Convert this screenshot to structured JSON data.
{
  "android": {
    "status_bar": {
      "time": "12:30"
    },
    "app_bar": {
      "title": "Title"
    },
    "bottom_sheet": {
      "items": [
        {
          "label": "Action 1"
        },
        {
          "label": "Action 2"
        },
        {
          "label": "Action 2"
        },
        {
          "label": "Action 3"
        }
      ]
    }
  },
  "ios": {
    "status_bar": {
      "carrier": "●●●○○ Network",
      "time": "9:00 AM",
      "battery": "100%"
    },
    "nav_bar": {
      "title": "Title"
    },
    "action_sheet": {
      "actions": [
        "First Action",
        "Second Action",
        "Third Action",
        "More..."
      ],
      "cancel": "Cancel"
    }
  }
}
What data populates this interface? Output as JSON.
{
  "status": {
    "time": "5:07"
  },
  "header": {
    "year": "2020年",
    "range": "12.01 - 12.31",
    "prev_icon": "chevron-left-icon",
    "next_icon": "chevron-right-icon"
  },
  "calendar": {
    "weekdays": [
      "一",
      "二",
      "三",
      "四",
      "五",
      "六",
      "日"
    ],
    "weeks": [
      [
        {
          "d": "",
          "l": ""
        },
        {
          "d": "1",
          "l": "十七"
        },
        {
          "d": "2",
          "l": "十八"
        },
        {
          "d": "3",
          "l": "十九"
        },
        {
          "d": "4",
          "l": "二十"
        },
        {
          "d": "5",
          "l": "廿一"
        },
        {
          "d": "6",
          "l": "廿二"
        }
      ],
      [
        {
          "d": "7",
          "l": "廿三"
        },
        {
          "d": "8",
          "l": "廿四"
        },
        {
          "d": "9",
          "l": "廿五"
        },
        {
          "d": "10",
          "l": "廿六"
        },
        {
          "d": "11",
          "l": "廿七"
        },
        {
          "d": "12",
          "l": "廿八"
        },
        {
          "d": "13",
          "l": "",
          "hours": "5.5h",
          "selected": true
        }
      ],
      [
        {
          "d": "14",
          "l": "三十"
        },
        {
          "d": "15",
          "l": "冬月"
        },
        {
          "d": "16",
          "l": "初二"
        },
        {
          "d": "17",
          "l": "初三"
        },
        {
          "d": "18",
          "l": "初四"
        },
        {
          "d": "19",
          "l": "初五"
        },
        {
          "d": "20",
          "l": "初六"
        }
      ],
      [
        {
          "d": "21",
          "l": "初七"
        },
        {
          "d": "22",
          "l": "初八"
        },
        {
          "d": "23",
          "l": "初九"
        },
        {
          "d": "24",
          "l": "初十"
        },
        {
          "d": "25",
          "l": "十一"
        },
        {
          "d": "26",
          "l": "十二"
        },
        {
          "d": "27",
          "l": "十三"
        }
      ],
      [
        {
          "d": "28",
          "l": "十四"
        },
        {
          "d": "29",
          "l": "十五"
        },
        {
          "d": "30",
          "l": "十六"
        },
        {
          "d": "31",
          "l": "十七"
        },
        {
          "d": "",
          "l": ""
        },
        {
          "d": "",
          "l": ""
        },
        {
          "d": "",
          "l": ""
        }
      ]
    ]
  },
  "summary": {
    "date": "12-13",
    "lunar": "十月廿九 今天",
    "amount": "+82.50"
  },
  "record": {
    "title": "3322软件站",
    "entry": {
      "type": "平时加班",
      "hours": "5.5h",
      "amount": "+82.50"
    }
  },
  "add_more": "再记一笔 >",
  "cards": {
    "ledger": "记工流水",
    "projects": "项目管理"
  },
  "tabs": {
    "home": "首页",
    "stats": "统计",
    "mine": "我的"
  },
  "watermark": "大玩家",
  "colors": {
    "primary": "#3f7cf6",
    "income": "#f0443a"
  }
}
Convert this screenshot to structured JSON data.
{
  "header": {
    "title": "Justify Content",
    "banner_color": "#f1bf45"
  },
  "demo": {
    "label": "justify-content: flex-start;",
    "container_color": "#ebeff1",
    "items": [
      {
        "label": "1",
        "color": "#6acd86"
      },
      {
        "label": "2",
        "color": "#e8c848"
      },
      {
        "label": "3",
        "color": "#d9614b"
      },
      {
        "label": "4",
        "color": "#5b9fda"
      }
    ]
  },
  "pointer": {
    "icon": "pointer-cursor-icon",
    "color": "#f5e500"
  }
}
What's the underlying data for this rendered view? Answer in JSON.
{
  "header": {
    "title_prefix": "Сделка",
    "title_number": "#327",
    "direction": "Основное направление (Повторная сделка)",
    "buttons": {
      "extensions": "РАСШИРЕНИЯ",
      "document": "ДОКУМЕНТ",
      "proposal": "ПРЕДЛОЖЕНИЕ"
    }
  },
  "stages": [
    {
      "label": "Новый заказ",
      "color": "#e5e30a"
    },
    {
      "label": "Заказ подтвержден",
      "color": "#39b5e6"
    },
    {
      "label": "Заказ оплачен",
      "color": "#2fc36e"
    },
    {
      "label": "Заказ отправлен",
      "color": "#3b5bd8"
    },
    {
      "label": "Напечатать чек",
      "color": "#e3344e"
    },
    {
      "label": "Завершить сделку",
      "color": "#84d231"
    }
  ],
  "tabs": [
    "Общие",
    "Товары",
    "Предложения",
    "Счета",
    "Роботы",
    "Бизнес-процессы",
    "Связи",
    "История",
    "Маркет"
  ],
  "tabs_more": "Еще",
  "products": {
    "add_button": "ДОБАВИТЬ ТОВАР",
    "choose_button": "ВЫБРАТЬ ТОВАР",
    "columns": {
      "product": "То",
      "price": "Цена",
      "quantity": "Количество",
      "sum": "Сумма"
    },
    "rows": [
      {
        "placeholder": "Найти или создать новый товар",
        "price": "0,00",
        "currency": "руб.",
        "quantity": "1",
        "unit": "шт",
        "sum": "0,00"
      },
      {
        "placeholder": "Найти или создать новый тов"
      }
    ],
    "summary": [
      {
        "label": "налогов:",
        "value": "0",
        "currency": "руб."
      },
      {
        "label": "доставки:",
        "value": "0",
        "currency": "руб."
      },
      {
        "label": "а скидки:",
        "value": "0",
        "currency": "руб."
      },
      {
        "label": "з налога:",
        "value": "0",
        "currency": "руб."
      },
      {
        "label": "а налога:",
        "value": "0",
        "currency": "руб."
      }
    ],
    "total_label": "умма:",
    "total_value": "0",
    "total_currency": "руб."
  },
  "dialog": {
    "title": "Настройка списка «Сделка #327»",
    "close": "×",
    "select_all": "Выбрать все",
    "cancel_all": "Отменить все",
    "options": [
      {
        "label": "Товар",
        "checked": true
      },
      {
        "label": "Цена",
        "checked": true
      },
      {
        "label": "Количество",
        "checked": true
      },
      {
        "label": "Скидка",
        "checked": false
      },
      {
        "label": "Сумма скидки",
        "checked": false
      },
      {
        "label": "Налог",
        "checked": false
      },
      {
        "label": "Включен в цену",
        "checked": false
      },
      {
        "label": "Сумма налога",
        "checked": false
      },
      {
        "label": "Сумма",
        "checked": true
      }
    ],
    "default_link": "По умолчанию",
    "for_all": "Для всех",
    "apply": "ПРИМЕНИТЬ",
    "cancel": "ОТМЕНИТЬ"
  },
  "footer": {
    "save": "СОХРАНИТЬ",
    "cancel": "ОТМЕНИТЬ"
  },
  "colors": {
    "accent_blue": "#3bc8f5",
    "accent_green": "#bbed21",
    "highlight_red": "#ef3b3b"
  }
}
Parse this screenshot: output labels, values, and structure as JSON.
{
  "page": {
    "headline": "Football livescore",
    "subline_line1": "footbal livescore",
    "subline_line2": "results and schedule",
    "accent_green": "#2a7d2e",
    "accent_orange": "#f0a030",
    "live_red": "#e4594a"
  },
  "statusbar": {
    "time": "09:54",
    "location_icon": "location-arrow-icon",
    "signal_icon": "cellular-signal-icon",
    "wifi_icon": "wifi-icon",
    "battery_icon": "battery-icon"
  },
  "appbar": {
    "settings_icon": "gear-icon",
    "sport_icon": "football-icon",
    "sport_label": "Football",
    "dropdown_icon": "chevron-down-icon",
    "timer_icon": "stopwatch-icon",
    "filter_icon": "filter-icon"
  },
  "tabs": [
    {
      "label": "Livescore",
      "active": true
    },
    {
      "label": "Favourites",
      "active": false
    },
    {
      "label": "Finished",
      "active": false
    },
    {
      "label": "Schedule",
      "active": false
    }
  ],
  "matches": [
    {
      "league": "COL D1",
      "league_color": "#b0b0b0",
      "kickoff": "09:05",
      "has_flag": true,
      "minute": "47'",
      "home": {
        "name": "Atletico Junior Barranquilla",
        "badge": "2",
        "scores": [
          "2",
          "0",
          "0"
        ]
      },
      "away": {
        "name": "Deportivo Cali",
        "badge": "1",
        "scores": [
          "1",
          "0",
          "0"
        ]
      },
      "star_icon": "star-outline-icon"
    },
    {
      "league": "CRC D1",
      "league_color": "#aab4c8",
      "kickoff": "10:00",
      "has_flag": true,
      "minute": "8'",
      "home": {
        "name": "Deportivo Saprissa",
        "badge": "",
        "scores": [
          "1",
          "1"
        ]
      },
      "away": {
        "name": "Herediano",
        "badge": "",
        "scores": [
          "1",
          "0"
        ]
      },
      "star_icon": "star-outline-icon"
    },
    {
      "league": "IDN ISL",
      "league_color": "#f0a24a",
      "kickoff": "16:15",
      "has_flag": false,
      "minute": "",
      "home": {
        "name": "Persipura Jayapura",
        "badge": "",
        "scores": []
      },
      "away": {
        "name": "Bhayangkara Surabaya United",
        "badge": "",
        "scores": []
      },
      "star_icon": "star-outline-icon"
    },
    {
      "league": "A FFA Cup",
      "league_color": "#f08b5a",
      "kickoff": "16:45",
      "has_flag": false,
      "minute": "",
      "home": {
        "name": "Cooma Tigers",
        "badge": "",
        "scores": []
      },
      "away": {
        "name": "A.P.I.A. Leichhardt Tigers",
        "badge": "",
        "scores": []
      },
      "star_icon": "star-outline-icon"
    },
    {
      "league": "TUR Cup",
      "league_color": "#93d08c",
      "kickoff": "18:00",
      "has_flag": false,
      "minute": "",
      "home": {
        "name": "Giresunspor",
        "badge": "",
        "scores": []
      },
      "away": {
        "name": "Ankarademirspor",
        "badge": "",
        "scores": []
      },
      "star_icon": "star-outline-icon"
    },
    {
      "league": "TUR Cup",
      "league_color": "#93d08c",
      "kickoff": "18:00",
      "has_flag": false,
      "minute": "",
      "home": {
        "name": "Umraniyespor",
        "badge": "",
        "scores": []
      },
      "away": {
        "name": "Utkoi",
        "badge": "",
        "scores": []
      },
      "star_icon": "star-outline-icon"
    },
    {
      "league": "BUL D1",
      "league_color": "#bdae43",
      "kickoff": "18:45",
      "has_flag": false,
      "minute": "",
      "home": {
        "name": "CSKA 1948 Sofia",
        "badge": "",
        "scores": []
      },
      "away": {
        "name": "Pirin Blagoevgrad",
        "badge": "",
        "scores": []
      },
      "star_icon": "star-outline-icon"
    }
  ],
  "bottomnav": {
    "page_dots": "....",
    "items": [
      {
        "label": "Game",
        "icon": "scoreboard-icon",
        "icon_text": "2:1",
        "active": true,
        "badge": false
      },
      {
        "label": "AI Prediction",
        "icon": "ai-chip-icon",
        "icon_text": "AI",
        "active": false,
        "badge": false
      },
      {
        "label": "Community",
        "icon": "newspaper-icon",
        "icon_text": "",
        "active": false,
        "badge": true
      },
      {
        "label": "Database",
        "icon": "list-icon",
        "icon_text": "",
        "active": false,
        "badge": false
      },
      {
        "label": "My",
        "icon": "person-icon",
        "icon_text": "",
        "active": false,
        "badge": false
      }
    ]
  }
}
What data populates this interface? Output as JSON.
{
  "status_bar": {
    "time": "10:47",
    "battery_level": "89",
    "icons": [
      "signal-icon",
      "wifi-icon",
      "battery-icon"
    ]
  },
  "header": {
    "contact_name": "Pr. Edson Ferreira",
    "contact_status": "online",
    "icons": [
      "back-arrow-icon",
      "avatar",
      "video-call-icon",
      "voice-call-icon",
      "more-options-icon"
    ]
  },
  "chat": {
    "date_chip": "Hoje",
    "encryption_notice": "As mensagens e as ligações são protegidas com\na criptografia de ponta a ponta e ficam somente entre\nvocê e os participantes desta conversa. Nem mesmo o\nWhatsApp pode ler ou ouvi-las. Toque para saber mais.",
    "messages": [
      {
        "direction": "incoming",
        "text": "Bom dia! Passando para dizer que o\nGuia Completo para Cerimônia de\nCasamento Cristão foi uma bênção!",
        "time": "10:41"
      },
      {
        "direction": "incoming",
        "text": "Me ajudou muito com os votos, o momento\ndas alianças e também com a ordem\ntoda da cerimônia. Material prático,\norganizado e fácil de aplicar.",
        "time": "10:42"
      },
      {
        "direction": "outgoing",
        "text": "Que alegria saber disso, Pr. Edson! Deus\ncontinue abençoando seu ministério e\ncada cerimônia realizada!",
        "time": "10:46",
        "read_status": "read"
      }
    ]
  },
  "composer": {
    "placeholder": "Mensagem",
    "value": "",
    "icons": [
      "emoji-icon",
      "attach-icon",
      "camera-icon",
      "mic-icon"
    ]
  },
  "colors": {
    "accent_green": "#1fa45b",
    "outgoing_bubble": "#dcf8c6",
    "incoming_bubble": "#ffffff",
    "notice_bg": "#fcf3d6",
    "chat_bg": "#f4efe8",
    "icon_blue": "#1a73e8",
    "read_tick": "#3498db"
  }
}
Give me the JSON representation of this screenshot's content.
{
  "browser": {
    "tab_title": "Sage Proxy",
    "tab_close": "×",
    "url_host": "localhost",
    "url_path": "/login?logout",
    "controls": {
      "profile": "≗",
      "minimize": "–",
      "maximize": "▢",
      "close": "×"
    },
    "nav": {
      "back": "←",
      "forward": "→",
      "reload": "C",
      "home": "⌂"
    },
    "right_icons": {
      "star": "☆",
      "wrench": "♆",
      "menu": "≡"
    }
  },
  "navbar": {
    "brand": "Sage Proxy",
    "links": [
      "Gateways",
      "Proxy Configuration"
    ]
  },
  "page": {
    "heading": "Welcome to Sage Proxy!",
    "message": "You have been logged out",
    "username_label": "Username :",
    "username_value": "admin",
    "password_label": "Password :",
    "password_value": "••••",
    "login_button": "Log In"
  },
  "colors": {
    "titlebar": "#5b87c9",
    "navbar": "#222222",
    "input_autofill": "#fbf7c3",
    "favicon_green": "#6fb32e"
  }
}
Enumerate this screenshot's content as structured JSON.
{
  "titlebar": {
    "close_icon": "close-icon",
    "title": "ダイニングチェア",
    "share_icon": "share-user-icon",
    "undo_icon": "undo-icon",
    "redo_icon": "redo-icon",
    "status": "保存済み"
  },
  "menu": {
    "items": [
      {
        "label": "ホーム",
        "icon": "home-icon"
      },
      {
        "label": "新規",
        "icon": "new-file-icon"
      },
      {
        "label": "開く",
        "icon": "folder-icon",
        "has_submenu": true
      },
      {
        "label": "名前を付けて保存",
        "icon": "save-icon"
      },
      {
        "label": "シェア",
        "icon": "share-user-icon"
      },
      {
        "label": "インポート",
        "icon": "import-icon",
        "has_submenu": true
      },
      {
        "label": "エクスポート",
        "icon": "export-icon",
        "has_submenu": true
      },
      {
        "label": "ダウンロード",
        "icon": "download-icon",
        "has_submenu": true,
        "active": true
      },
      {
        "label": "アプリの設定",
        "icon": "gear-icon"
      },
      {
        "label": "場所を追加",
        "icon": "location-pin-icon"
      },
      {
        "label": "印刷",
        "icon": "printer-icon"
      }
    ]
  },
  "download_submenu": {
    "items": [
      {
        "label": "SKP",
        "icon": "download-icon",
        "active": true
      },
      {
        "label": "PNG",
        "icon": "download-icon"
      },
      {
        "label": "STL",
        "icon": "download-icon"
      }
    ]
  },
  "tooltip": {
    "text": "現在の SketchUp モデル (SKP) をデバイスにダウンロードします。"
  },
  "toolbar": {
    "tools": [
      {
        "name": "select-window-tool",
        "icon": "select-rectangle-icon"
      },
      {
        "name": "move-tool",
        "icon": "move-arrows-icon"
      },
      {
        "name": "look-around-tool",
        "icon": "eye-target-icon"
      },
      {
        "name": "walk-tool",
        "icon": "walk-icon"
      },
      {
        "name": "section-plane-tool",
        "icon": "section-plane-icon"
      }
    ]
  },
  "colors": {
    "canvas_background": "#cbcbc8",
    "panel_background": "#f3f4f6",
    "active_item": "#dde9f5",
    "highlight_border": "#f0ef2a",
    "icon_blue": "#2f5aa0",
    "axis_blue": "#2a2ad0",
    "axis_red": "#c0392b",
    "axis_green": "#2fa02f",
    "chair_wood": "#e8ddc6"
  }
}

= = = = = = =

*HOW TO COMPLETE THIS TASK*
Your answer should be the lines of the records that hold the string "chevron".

*YOUR RESPONSE*
    "prev_icon": "chevron-left-icon",
    "next_icon": "chevron-right-icon"
    "dropdown_icon": "chevron-down-icon",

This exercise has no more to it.